# YOUR OBJECTIVE:
Copy out each line featuring the string "JSON" from the entries beneath.

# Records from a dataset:
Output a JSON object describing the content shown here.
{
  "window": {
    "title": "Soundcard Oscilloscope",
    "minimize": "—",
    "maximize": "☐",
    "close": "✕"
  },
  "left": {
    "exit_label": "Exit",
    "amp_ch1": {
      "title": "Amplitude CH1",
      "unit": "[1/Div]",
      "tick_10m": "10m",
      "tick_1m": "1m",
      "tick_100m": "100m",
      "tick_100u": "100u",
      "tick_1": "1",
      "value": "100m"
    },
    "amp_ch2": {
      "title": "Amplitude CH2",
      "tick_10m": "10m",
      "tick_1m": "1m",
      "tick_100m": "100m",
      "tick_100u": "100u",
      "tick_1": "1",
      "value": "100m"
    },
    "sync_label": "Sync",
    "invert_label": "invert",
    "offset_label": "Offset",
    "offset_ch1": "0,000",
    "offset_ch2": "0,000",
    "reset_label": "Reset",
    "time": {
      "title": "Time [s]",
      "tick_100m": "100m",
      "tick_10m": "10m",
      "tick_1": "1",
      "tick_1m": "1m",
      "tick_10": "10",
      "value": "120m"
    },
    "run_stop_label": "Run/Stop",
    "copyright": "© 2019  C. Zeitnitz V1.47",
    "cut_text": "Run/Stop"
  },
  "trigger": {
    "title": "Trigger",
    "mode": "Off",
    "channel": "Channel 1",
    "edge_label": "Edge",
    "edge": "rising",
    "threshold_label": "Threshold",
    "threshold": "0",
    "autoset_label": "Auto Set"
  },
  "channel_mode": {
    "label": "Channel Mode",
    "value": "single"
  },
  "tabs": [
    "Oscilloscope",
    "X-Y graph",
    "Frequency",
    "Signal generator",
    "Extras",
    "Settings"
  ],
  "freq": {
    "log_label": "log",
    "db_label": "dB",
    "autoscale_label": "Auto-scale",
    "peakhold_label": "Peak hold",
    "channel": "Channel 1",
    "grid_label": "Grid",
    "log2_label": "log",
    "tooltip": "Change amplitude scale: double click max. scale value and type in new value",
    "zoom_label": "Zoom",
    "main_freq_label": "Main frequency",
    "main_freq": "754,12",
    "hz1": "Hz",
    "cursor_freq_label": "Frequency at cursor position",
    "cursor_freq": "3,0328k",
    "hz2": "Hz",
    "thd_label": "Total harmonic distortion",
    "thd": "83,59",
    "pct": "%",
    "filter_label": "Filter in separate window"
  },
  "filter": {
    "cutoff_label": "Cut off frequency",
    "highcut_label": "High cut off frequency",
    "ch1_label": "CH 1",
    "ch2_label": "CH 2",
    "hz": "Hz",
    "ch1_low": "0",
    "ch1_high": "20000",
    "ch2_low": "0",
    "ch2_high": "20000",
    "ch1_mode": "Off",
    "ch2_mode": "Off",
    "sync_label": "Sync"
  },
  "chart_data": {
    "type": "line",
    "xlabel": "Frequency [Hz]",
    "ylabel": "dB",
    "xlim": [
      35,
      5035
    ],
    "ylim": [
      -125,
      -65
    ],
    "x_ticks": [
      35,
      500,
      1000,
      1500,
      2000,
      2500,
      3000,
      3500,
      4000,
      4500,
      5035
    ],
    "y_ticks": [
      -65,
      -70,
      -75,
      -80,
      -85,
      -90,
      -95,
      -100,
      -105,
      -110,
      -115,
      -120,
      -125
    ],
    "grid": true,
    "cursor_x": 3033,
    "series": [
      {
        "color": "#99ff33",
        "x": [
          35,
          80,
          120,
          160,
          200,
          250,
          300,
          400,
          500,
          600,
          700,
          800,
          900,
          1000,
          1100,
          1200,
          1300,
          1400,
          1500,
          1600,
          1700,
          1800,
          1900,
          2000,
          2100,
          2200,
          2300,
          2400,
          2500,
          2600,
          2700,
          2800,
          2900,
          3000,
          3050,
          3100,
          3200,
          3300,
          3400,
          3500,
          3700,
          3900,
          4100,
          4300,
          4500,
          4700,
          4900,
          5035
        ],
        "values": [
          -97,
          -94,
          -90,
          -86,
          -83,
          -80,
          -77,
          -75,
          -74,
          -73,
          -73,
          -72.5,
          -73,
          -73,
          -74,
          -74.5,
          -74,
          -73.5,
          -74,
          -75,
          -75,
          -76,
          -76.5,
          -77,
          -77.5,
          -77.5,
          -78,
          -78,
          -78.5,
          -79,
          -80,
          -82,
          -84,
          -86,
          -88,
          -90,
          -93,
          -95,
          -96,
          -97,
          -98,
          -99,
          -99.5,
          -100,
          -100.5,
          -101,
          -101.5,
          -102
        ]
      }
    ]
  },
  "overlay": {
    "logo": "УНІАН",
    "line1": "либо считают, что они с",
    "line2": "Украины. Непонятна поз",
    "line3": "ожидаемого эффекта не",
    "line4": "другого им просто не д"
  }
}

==

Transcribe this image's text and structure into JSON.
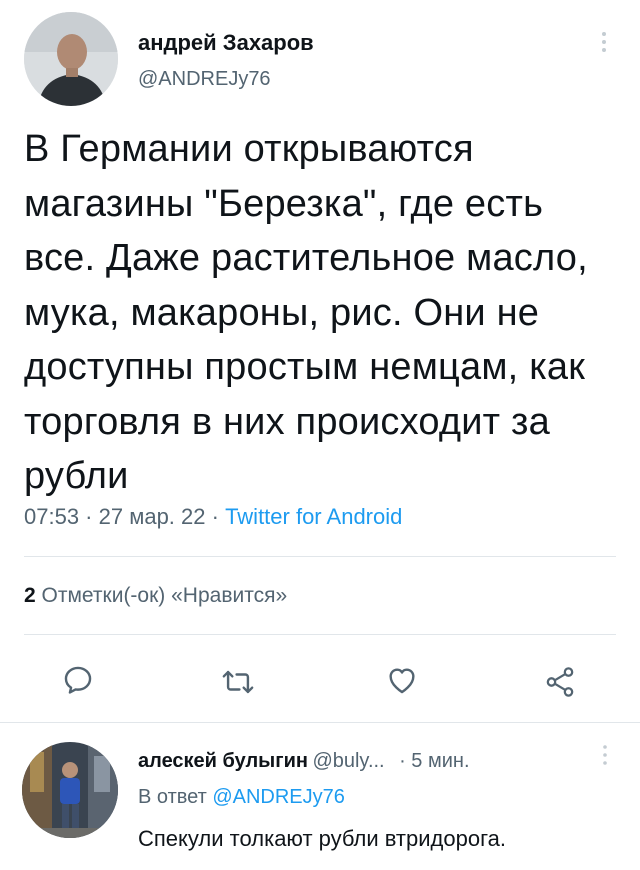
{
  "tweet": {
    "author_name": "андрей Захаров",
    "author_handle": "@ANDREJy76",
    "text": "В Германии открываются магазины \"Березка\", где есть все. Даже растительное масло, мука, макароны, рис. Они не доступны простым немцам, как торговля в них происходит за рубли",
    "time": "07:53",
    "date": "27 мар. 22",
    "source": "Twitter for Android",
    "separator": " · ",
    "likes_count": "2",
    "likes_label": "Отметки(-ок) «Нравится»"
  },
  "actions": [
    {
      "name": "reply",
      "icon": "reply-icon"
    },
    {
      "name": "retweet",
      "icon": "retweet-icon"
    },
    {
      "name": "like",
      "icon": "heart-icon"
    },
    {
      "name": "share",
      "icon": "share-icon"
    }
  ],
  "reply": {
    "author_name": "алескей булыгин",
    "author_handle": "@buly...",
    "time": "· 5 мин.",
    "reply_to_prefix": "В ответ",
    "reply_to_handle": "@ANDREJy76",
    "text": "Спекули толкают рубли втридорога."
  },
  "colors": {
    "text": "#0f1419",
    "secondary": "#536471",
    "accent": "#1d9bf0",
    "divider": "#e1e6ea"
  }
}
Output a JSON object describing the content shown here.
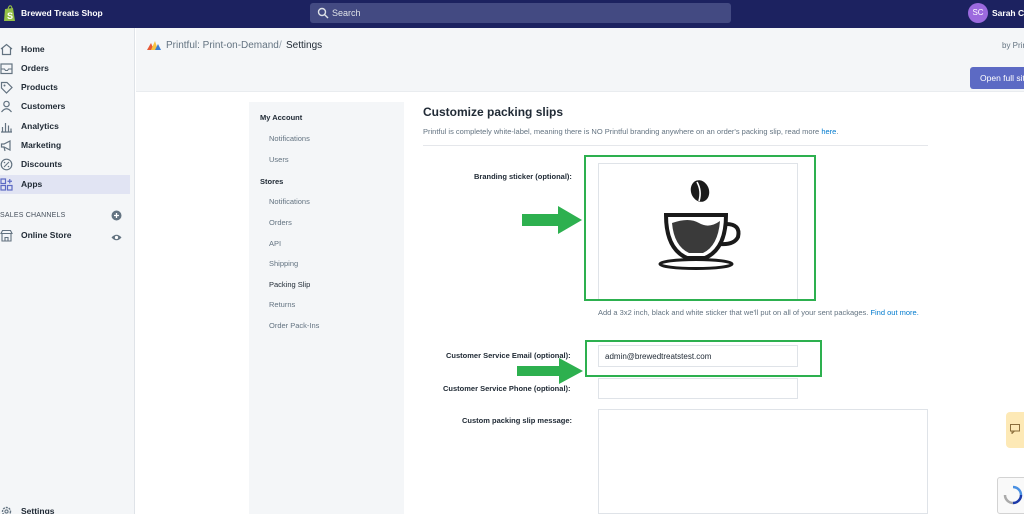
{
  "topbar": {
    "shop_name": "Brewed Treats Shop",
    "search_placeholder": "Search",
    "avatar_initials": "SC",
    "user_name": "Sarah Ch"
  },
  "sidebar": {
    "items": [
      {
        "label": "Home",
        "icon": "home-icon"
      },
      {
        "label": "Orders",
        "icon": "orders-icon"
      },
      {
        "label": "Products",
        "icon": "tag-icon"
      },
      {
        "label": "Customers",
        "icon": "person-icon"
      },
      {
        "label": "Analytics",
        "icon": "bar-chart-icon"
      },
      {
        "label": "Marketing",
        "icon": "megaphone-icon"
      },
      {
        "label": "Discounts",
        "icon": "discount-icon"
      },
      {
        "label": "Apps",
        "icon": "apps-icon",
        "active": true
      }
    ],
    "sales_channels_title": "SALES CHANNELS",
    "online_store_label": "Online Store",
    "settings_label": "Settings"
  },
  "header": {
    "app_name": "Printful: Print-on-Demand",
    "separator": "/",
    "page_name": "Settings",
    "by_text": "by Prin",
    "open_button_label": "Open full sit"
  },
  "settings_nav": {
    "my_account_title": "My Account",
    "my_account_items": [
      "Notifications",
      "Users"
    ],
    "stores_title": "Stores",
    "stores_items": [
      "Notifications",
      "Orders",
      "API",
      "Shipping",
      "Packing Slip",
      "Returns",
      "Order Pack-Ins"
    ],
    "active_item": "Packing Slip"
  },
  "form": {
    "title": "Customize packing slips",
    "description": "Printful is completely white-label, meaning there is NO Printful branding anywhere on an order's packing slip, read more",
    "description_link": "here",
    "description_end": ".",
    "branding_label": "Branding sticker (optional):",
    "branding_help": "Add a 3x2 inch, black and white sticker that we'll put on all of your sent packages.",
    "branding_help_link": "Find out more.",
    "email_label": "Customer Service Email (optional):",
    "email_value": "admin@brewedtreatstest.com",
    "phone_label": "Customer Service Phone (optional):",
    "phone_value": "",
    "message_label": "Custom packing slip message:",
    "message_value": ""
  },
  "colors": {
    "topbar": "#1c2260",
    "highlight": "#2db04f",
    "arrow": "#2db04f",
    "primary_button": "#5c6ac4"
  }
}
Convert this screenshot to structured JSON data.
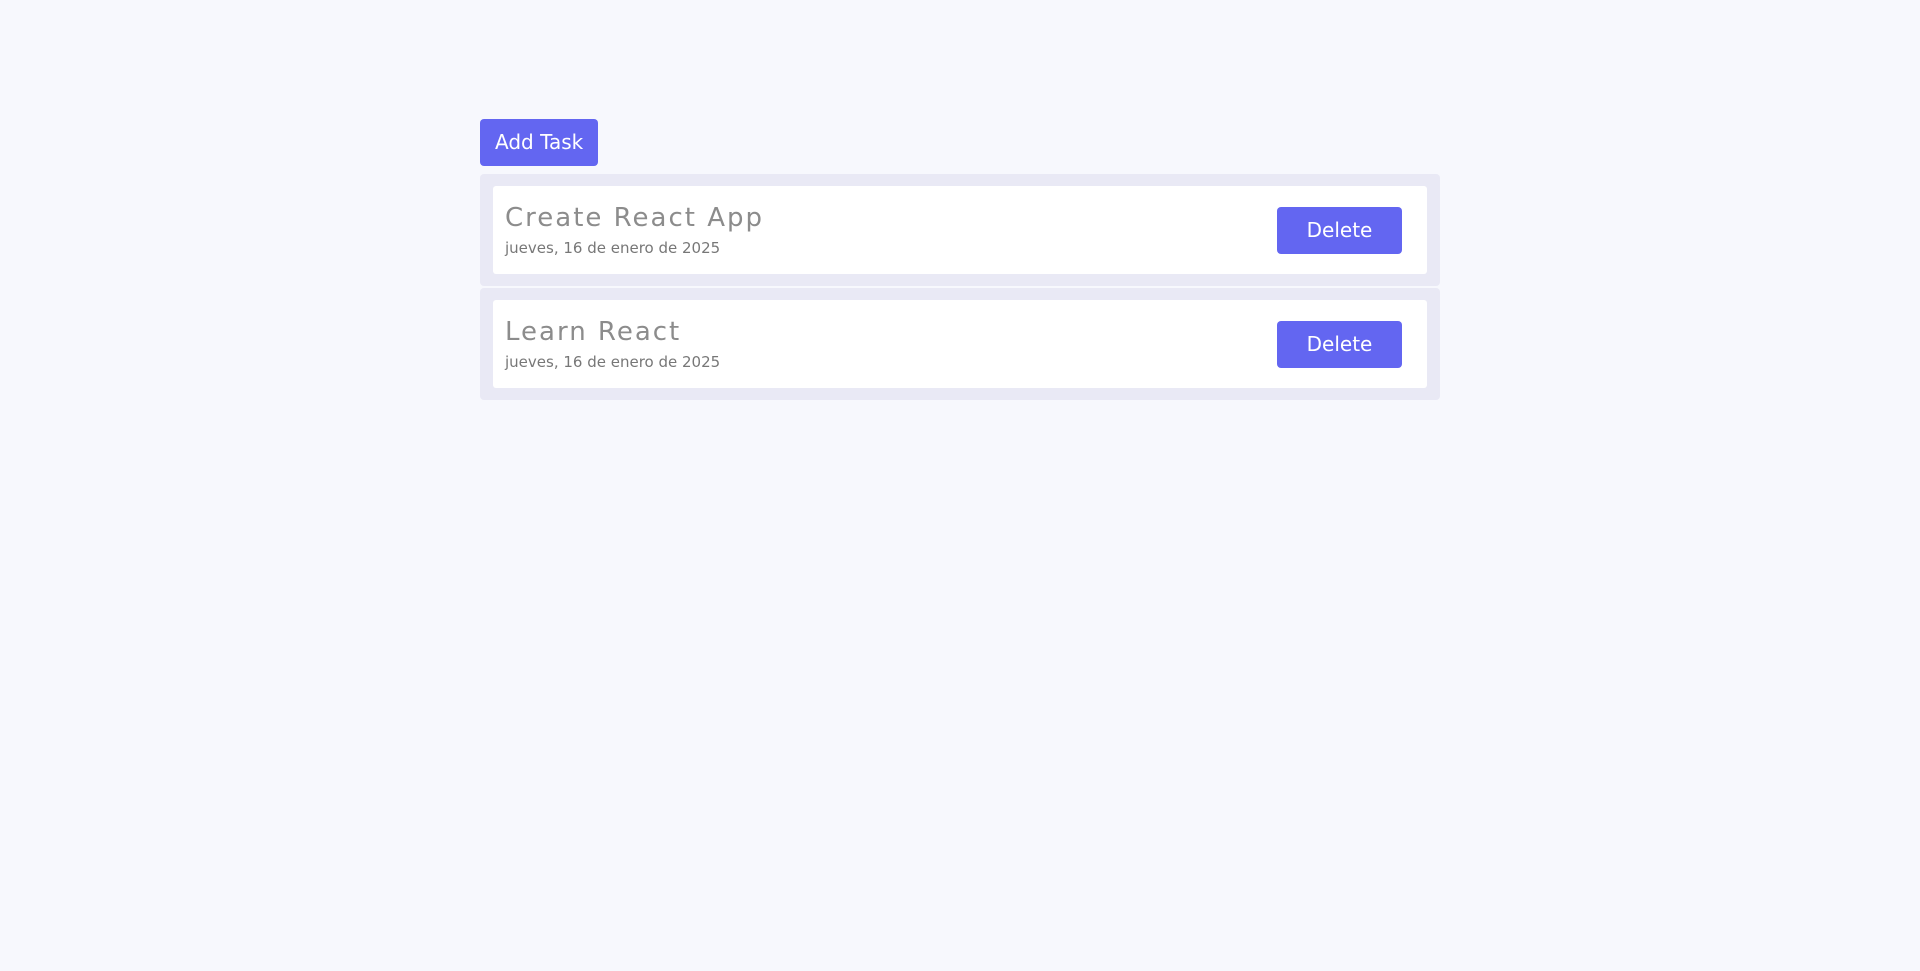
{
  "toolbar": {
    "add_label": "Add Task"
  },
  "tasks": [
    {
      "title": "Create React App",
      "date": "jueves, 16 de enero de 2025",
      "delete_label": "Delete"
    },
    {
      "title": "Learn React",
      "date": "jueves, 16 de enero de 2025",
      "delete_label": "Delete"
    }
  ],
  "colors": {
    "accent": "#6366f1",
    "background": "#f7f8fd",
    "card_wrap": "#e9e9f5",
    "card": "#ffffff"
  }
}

# SOLUTION TO THIS EXERCISE:
Output a JSON object describing the content shown here.
Transcribe this image's text and structure into JSON.
Output a JSON object describing the content shown here.
Convert this screenshot to structured JSON data.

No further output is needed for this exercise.